Understanding the Emotional Landscape
Every child is unique, and reactions to the news of a move can range from excitement to fear, sadness, or even anger. Younger children might struggle to grasp the concept entirely, while teenagers might resist the change due to the potential disruption in their social lives.
Initiating the Conversation
Choose the Right Time: Initiate the discussion during a calm moment, ensuring you have ample time to talk without distractions.
Be Honest: Explain the reasons for the move in terms children can understand. Whether it’s a job change, proximity to family, or other reasons, being transparent helps them process the situation.
Encourage Expression: Let kids know it’s okay to have and express feelings, whether positive or negative. Open dialogue allows them to vent and helps you understand their concerns.
School Transitions: Research the new school together. Highlight exciting programs, activities, or facilities that might interest them. If possible, arrange a tour before the move.

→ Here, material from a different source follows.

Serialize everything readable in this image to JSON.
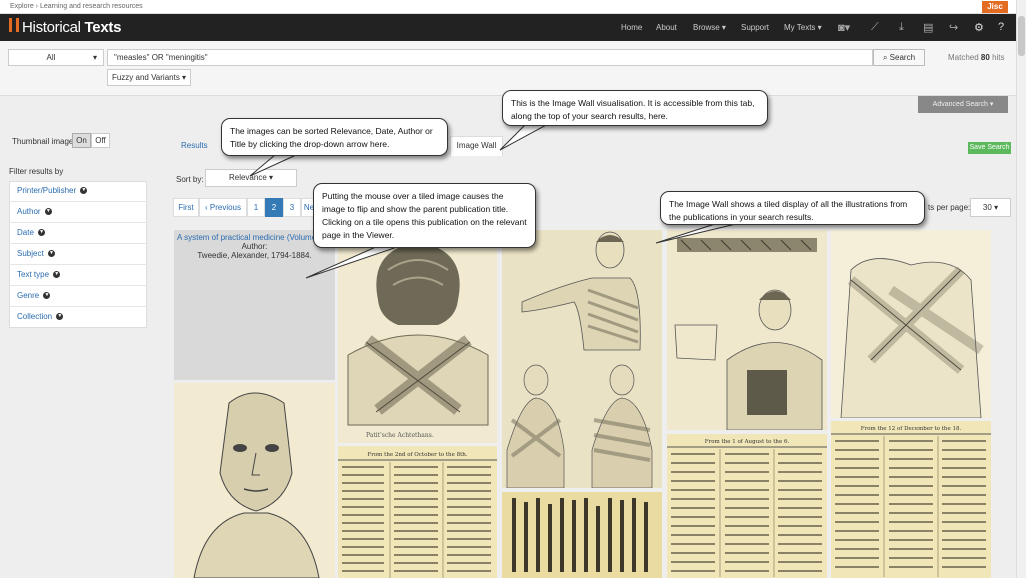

Friendships: Assure them that while they’ll make new friends, they can still maintain old friendships through visits, video calls, and social media.
New Environment: Familiarize them with the new area. Discuss nearby attractions, parks, or activities they can look forward to.
Making the Process Inclusive
Involvement in Decisions: Allow them to participate in age-appropriate decisions, such as the color of their new room.
Packing Together: Turn packing into a fun activity. This can also be an opportunity to declutter and donate toys they’ve outgrown.
Memory Keeping: Create a scrapbook of the old home, friends, and favorite places. This keepsake can be a comforting reminder of cherished memories.
Setting Up in the New Home
Prioritize Their Space: Set up their rooms first, making them feel settled quickly.
Explore Together: Spend the first few weeks exploring your new surroundings as a family. Visit local parks, eateries, and attractions.
Stay Connected: Encourage them to share stories of their new experiences with old friends, bridging the gap between the past and present.
Even after the move, children may still have moments of sadness or nostalgia. Continued dialogue, patience, and understanding are essential. Over time, as they form new memories and friendships, the new place will start feeling like home.
Moving can be challenging, but with sensitivity to a child’s emotions and proactive efforts to involve them in the process, it can also be an adventure filled with growth, learning, and new beginnings.